•May 2, 2008 • 1 Comment

“Then the King will say, ‘I’m telling the solemn truth: Whenever you did one of these things to someone overlooked or ignored, that was me—you did it to me.'” – Matthew 25:40 (MSG)

If asked to name the three most profitable industries in the world, which ones would come to mind? Oil? Diamonds? Hollywood? Nope. The three most profitable industries in the world are illegal narcotics, arms dealing, and slavery.

Wait, what? Slavery? Didn’t we get past that over a hundred years ago?

According to the U.S. Department of Health and Human Services, “Approximately 600,000 to 800,000 victims annually are trafficked across international borders world wide. Victims of human trafficking are subjected to force, fraud, or coercion, for the purpose of sexual exploitation or forced labor.”

Those numbers include nations across every inhabited continent on the Earth. And yes, it also includes the United States, Canada, and other Western nations.

Slavery is not a thing of the past. It is a reality for millions of men, women, and children who are living as slaves today. Surely, if anyone in the world is “overlooked or ignored,” it is them.

The good news is that this issue is coming more and more into the light. There are organizations, both private and government-run, that are working to combat it. Some of them are international, like Project Rescue, whereas others work here in the U.S. In the next few days I will be posting some overviews of various organizations that are trying to rescue and restore the victims of human trafficking. My challenge to you is to partner with one of them. If you would like to find more information about organizations in your area, check out the resources at HumanTrafficking.org – in the U.S. and around the world.

What? Why?

•April 29, 2008 • Leave a Comment

“Taking it wherever it goes.” – Delirious?

One cold Winter night in 2005 (I believe it was New Year’s Eve, as a matter of fact) I was meandering through a large convention center in downtown Louisville, Kentucky. I was there for an event called the World Missions Summit, and the convention center was tightly packed with missions organizations and missionaries, all of whom were practically begging all of the 4,000 students in attendance to come and work with them. That in itself was quite an experience. The words of Jesus, “The harvest is plentiful, but the workers are few,” (Matthew 9:37) was constantly at the forefront of my mind.

At the Summit I committed to giving a year to missions, along with about 700 other students. I went to Asia. I did my year. Then I came home. That’s a whole other story, but one of the things I realized when I got back was that my job was not over.

I had always heard in church that “missions” is not just something missionaries do, that we’re all supposed to be missionaries, wherever we are – at work, at school, wherever. That finally hit home for me when I returned from having lived the life of a missionary. What I did in Asia was not something separate from the rest of my life. Rather, it was one more step in the lifelong journey that God is bringing me on.

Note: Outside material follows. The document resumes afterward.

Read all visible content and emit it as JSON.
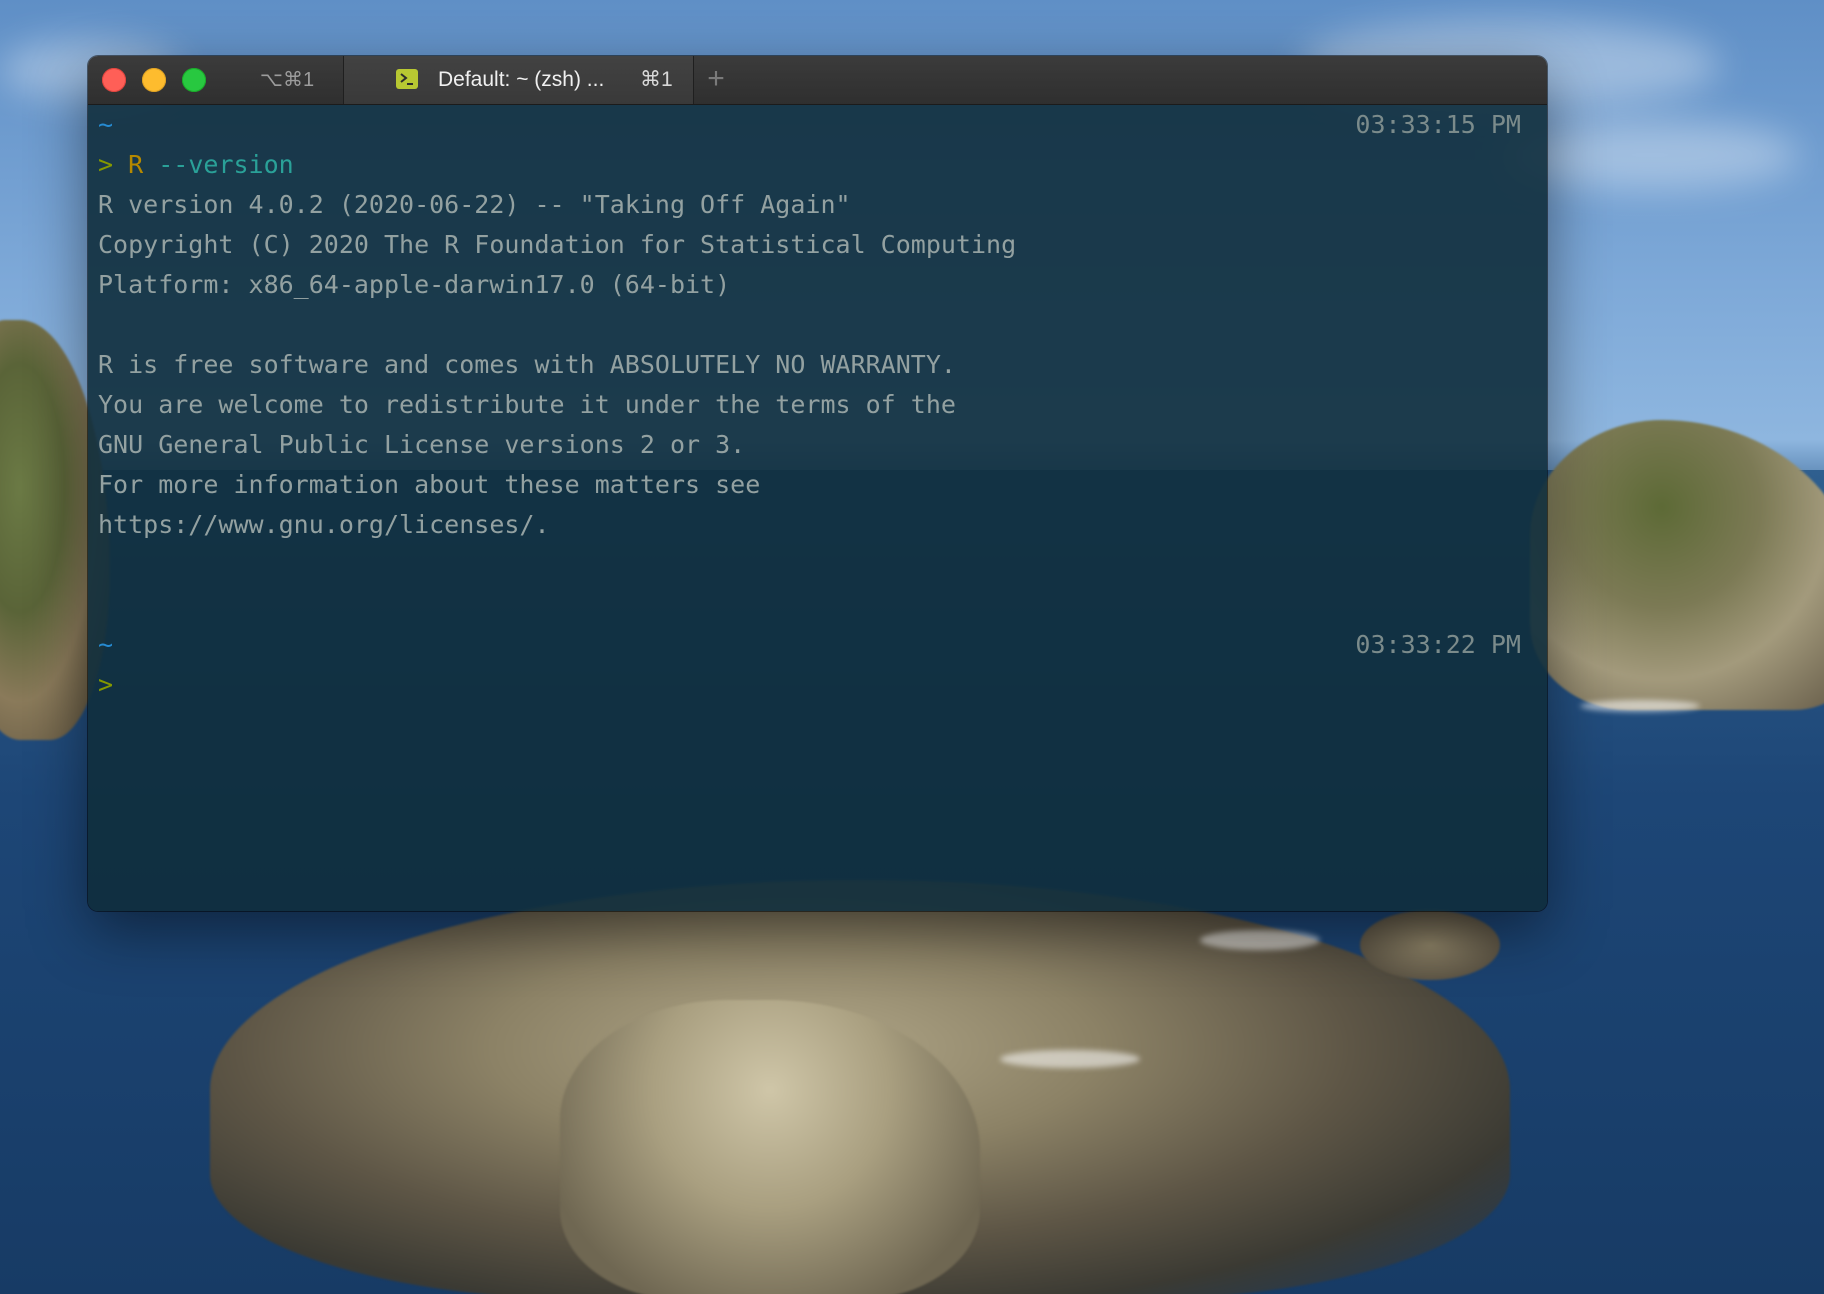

I don’t know where this site will go, but I know God will lead me there.

The Beginning

•April 28, 2008 • Leave a Comment

The quote for the tagline is from the book of Matthew, chapter 4, verses 19 and 20. Jesus had just spent 40 days fasting and resisting all of the temptations that the devil could throw at him, and he overcame. He has just begun his ministry, preaching the Kingdom of God, and he finds himself walking along the shore of the Sea of Galilee. There he sees two brothers, Peter and Andrew, fishing from their boat. He calls to them, and they become the first of the twelve disciples.

What happens at this historic moment is twofold: Jesus calls them, and they respond. They had a choice – they could have said to themselves, “This Jesus guy is famous, he could be special, but we don’t need to get involved, it’s too dangerous.” But that’s not how they responded. They answered Jesus’ call, and the rest is history.

Jesus is still calling, and we have a choice. We can sit idly by and watch the world go ’round the sun, affecting nothing, or we can answer the call and become ἁλιεύς ἄνθρωπος – halieus anthrōpos – fishers of men.